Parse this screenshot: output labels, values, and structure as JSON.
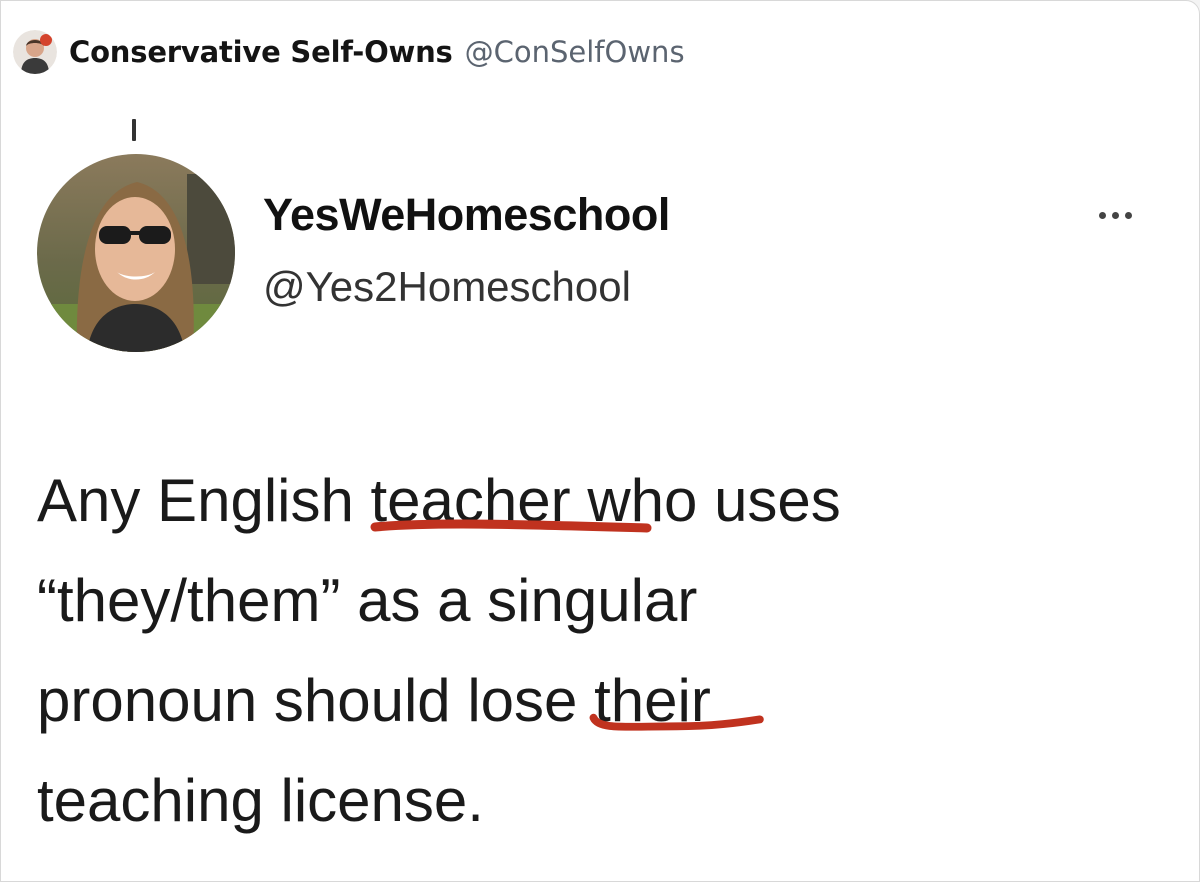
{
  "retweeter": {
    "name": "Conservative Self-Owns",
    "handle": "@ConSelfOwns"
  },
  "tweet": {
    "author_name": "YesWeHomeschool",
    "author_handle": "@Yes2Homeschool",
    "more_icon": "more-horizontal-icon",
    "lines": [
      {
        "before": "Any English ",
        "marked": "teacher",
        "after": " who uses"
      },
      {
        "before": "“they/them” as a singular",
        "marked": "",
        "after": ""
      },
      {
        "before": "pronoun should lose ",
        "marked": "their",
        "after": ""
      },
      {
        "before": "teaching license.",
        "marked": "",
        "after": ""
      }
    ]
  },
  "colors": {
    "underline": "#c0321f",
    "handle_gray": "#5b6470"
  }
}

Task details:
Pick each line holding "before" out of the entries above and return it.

Output of the task:
        "before": "Any English ",
        "before": "“they/them” as a singular",
        "before": "pronoun should lose ",
        "before": "teaching license.",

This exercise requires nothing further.